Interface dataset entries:
[Start of section]
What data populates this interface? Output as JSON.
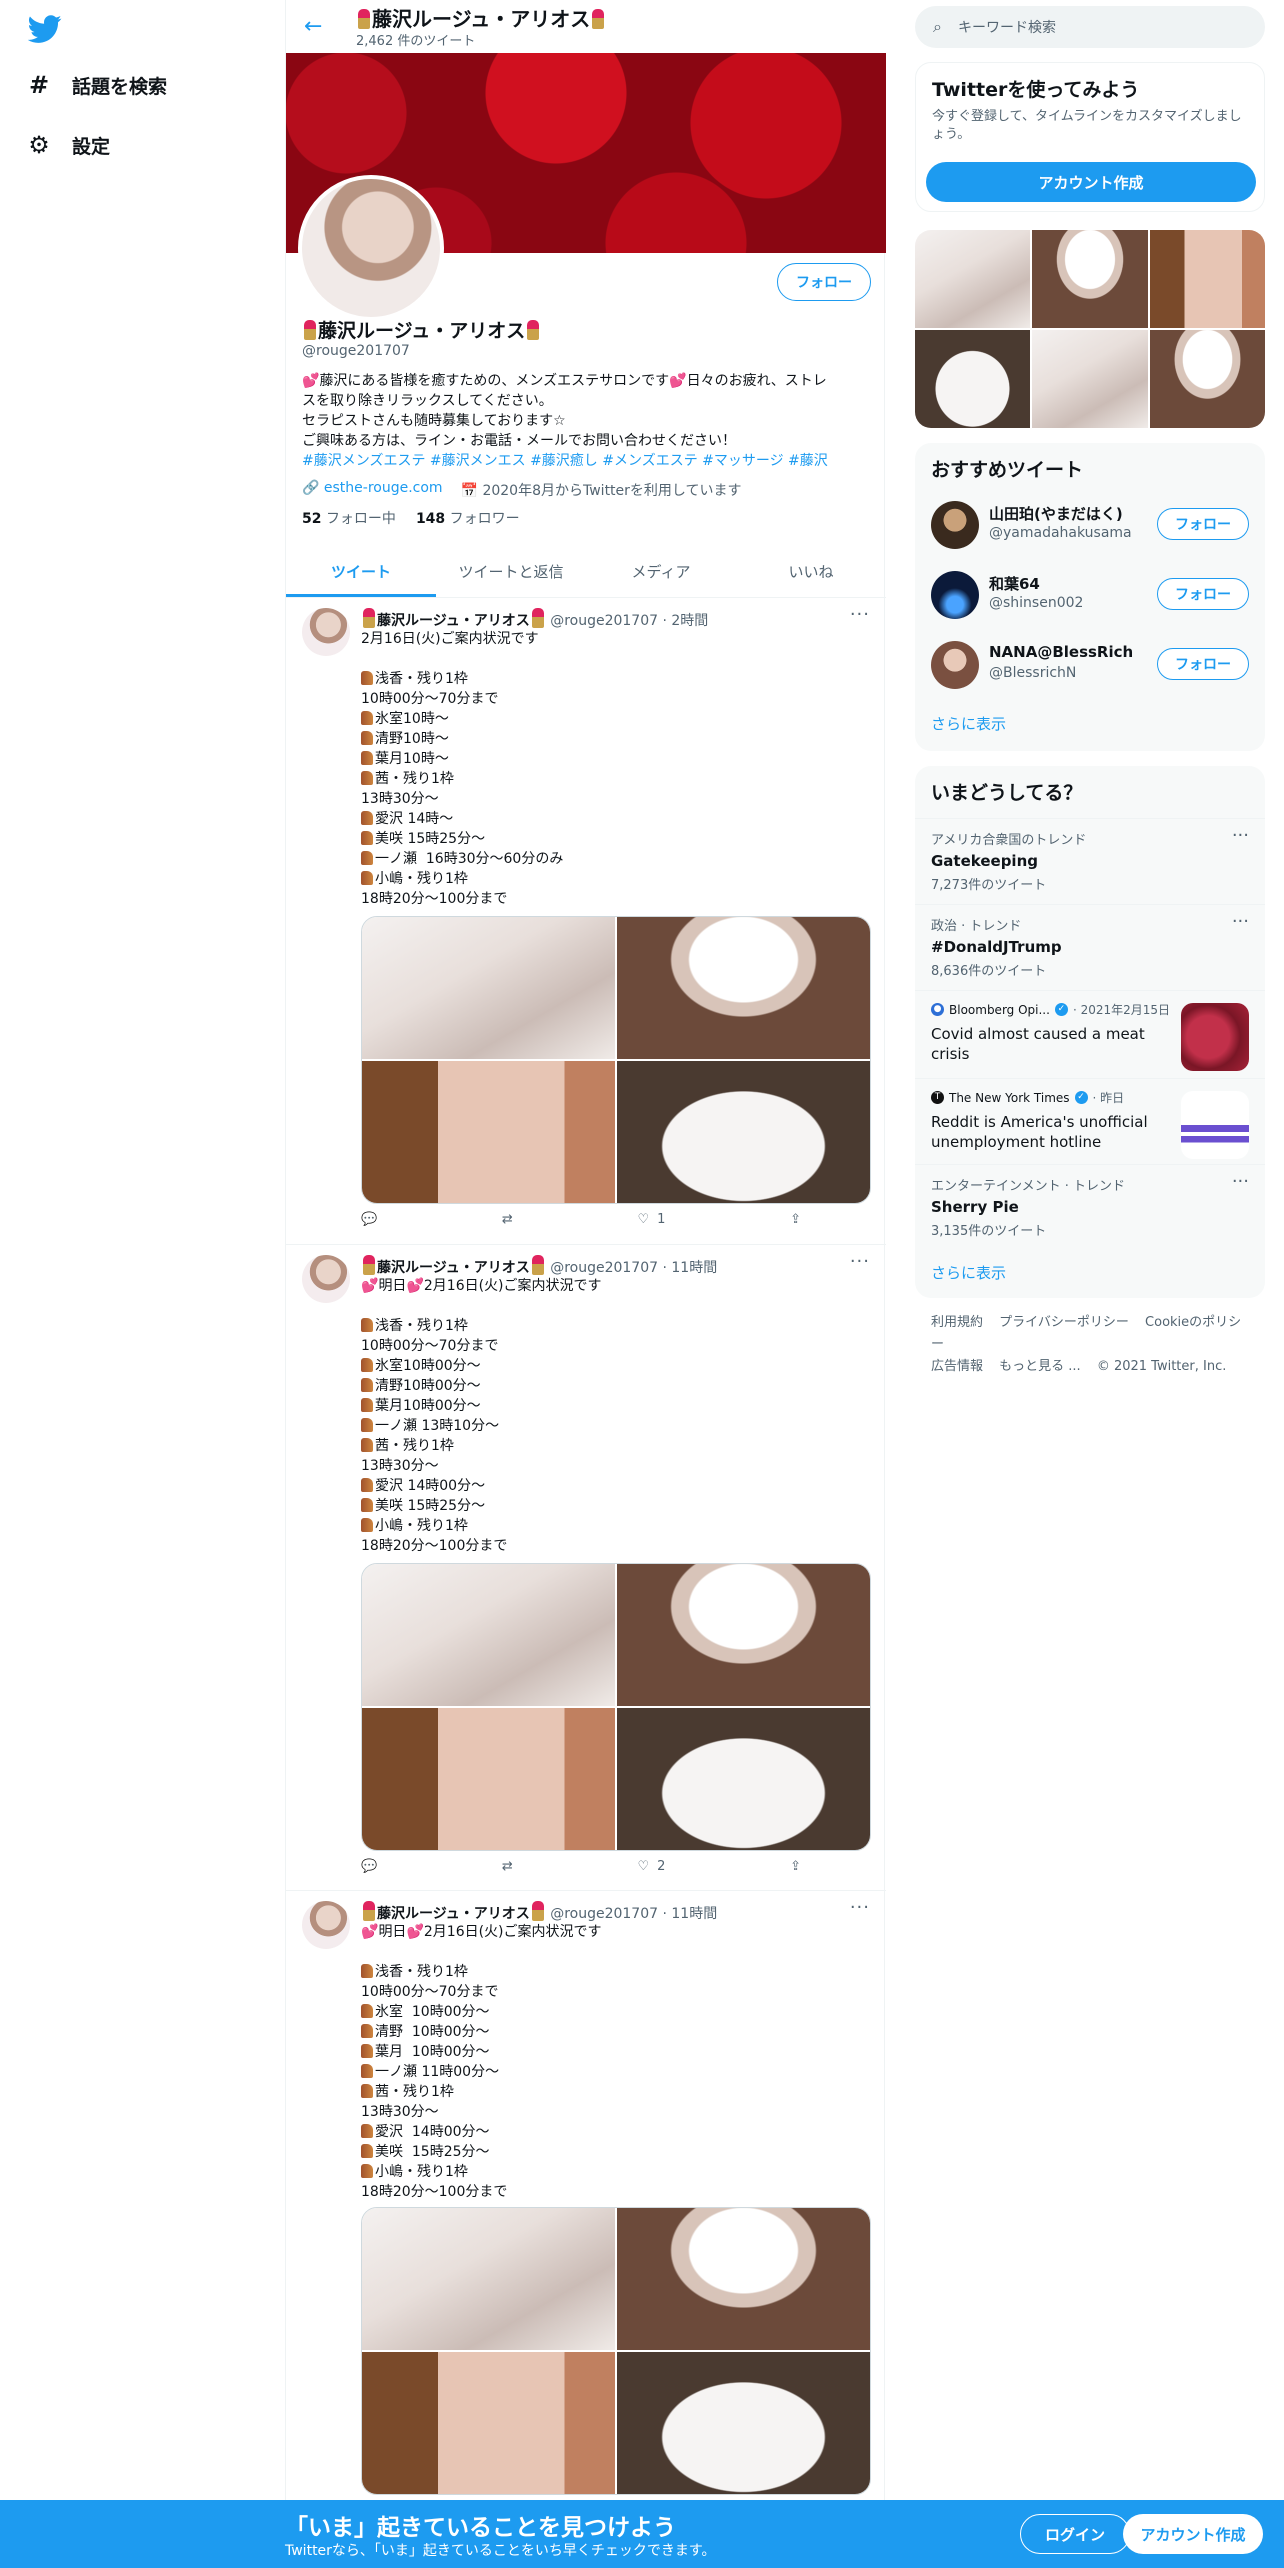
{
  "nav": {
    "explore": "話題を検索",
    "settings": "設定"
  },
  "header": {
    "title": "藤沢ルージュ・アリオス",
    "tweet_count": "2,462 件のツイート"
  },
  "profile": {
    "follow_label": "フォロー",
    "name": "藤沢ルージュ・アリオス",
    "handle": "@rouge201707",
    "bio": [
      "藤沢にある皆様を癒すための、メンズエステサロンです",
      "日々のお疲れ、ストレ",
      "スを取り除きリラックスしてください。",
      "セラピストさんも随時募集しております☆",
      "ご興味ある方は、ライン・お電話・メールでお問い合わせください！"
    ],
    "hashtags": "#藤沢メンズエステ #藤沢メンエス #藤沢癒し  #メンズエステ #マッサージ #藤沢",
    "website": "esthe-rouge.com",
    "joined": "2020年8月からTwitterを利用しています",
    "following_count": "52",
    "following_label": "フォロー中",
    "followers_count": "148",
    "followers_label": "フォロワー"
  },
  "tabs": [
    "ツイート",
    "ツイートと返信",
    "メディア",
    "いいね"
  ],
  "tweets": [
    {
      "name": "藤沢ルージュ・アリオス",
      "meta": "@rouge201707 · 2時間",
      "first_line": "2月16日(火)ご案内状況です",
      "lines": [
        "浅香・残り1枠",
        "10時00分～70分まで",
        "氷室10時～",
        "清野10時～",
        "葉月10時～",
        "茜・残り1枠",
        "13時30分～",
        "愛沢 14時～",
        "美咲 15時25分～",
        "一ノ瀬  16時30分～60分のみ",
        "小嶋・残り1枠",
        "18時20分～100分まで"
      ],
      "likes": "1"
    },
    {
      "name": "藤沢ルージュ・アリオス",
      "meta": "@rouge201707 · 11時間",
      "first_line": "明日",
      "first_line_rest": "2月16日(火)ご案内状況です",
      "lines": [
        "浅香・残り1枠",
        "10時00分～70分まで",
        "氷室10時00分～",
        "清野10時00分～",
        "葉月10時00分～",
        "一ノ瀬 13時10分～",
        "茜・残り1枠",
        "13時30分～",
        "愛沢 14時00分～",
        "美咲 15時25分～",
        "小嶋・残り1枠",
        "18時20分～100分まで"
      ],
      "likes": "2"
    },
    {
      "name": "藤沢ルージュ・アリオス",
      "meta": "@rouge201707 · 11時間",
      "first_line": "明日",
      "first_line_rest": "2月16日(火)ご案内状況です",
      "lines": [
        "浅香・残り1枠",
        "10時00分～70分まで",
        "氷室  10時00分～",
        "清野  10時00分～",
        "葉月  10時00分～",
        "一ノ瀬 11時00分～",
        "茜・残り1枠",
        "13時30分～",
        "愛沢  14時00分～",
        "美咲  15時25分～",
        "小嶋・残り1枠",
        "18時20分～100分まで"
      ],
      "likes": ""
    }
  ],
  "sidebar": {
    "search_placeholder": "キーワード検索",
    "join_title": "Twitterを使ってみよう",
    "join_desc": "今すぐ登録して、タイムラインをカスタマイズしましょう。",
    "join_button": "アカウント作成",
    "rec_title": "おすすめツイート",
    "rec_users": [
      {
        "name": "山田珀(やまだはく)",
        "handle": "@yamadahakusama"
      },
      {
        "name": "和葉64",
        "handle": "@shinsen002"
      },
      {
        "name": "NANA@BlessRich",
        "handle": "@BlessrichN"
      }
    ],
    "follow_label": "フォロー",
    "show_more": "さらに表示",
    "trends_title": "いまどうしてる？",
    "trends": [
      {
        "cat": "アメリカ合衆国のトレンド",
        "title": "Gatekeeping",
        "count": "7,273件のツイート"
      },
      {
        "cat": "政治 · トレンド",
        "title": "#DonaldJTrump",
        "count": "8,636件のツイート"
      }
    ],
    "news": [
      {
        "source": "Bloomberg Opi...",
        "time": "· 2021年2月15日",
        "headline": "Covid almost caused a meat crisis"
      },
      {
        "source": "The New York Times",
        "time": "· 昨日",
        "headline": "Reddit is America's unofficial unemployment hotline"
      }
    ],
    "trend3": {
      "cat": "エンターテインメント · トレンド",
      "title": "Sherry Pie",
      "count": "3,135件のツイート"
    },
    "footer": [
      "利用規約",
      "プライバシーポリシー",
      "Cookieのポリシー",
      "広告情報",
      "もっと見る ...",
      "© 2021 Twitter, Inc."
    ]
  },
  "bottom": {
    "headline": "「いま」起きていることを見つけよう",
    "sub": "Twitterなら、「いま」起きていることをいち早くチェックできます。",
    "login": "ログイン",
    "signup": "アカウント作成"
  },
  "colors": {
    "accent": "#1d9bf0",
    "heart": "#e0245e"
  }
}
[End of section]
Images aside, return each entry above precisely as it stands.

What data populates this interface? Output as JSON.
{
  "nav": {
    "explore": "話題を検索",
    "settings": "設定"
  },
  "header": {
    "title": "藤沢ルージュ・アリオス",
    "tweet_count": "2,462 件のツイート"
  },
  "profile": {
    "follow_label": "フォロー",
    "name": "藤沢ルージュ・アリオス",
    "handle": "@rouge201707",
    "bio": [
      "藤沢にある皆様を癒すための、メンズエステサロンです",
      "日々のお疲れ、ストレ",
      "スを取り除きリラックスしてください。",
      "セラピストさんも随時募集しております☆",
      "ご興味ある方は、ライン・お電話・メールでお問い合わせください！"
    ],
    "hashtags": "#藤沢メンズエステ #藤沢メンエス #藤沢癒し  #メンズエステ #マッサージ #藤沢",
    "website": "esthe-rouge.com",
    "joined": "2020年8月からTwitterを利用しています",
    "following_count": "52",
    "following_label": "フォロー中",
    "followers_count": "148",
    "followers_label": "フォロワー"
  },
  "tabs": [
    "ツイート",
    "ツイートと返信",
    "メディア",
    "いいね"
  ],
  "tweets": [
    {
      "name": "藤沢ルージュ・アリオス",
      "meta": "@rouge201707 · 2時間",
      "first_line": "2月16日(火)ご案内状況です",
      "lines": [
        "浅香・残り1枠",
        "10時00分～70分まで",
        "氷室10時～",
        "清野10時～",
        "葉月10時～",
        "茜・残り1枠",
        "13時30分～",
        "愛沢 14時～",
        "美咲 15時25分～",
        "一ノ瀬  16時30分～60分のみ",
        "小嶋・残り1枠",
        "18時20分～100分まで"
      ],
      "likes": "1"
    },
    {
      "name": "藤沢ルージュ・アリオス",
      "meta": "@rouge201707 · 11時間",
      "first_line": "明日",
      "first_line_rest": "2月16日(火)ご案内状況です",
      "lines": [
        "浅香・残り1枠",
        "10時00分～70分まで",
        "氷室10時00分～",
        "清野10時00分～",
        "葉月10時00分～",
        "一ノ瀬 13時10分～",
        "茜・残り1枠",
        "13時30分～",
        "愛沢 14時00分～",
        "美咲 15時25分～",
        "小嶋・残り1枠",
        "18時20分～100分まで"
      ],
      "likes": "2"
    },
    {
      "name": "藤沢ルージュ・アリオス",
      "meta": "@rouge201707 · 11時間",
      "first_line": "明日",
      "first_line_rest": "2月16日(火)ご案内状況です",
      "lines": [
        "浅香・残り1枠",
        "10時00分～70分まで",
        "氷室  10時00分～",
        "清野  10時00分～",
        "葉月  10時00分～",
        "一ノ瀬 11時00分～",
        "茜・残り1枠",
        "13時30分～",
        "愛沢  14時00分～",
        "美咲  15時25分～",
        "小嶋・残り1枠",
        "18時20分～100分まで"
      ],
      "likes": ""
    }
  ],
  "sidebar": {
    "search_placeholder": "キーワード検索",
    "join_title": "Twitterを使ってみよう",
    "join_desc": "今すぐ登録して、タイムラインをカスタマイズしましょう。",
    "join_button": "アカウント作成",
    "rec_title": "おすすめツイート",
    "rec_users": [
      {
        "name": "山田珀(やまだはく)",
        "handle": "@yamadahakusama"
      },
      {
        "name": "和葉64",
        "handle": "@shinsen002"
      },
      {
        "name": "NANA@BlessRich",
        "handle": "@BlessrichN"
      }
    ],
    "follow_label": "フォロー",
    "show_more": "さらに表示",
    "trends_title": "いまどうしてる？",
    "trends": [
      {
        "cat": "アメリカ合衆国のトレンド",
        "title": "Gatekeeping",
        "count": "7,273件のツイート"
      },
      {
        "cat": "政治 · トレンド",
        "title": "#DonaldJTrump",
        "count": "8,636件のツイート"
      }
    ],
    "news": [
      {
        "source": "Bloomberg Opi...",
        "time": "· 2021年2月15日",
        "headline": "Covid almost caused a meat crisis"
      },
      {
        "source": "The New York Times",
        "time": "· 昨日",
        "headline": "Reddit is America's unofficial unemployment hotline"
      }
    ],
    "trend3": {
      "cat": "エンターテインメント · トレンド",
      "title": "Sherry Pie",
      "count": "3,135件のツイート"
    },
    "footer": [
      "利用規約",
      "プライバシーポリシー",
      "Cookieのポリシー",
      "広告情報",
      "もっと見る ...",
      "© 2021 Twitter, Inc."
    ]
  },
  "bottom": {
    "headline": "「いま」起きていることを見つけよう",
    "sub": "Twitterなら、「いま」起きていることをいち早くチェックできます。",
    "login": "ログイン",
    "signup": "アカウント作成"
  },
  "colors": {
    "accent": "#1d9bf0",
    "heart": "#e0245e"
  }
}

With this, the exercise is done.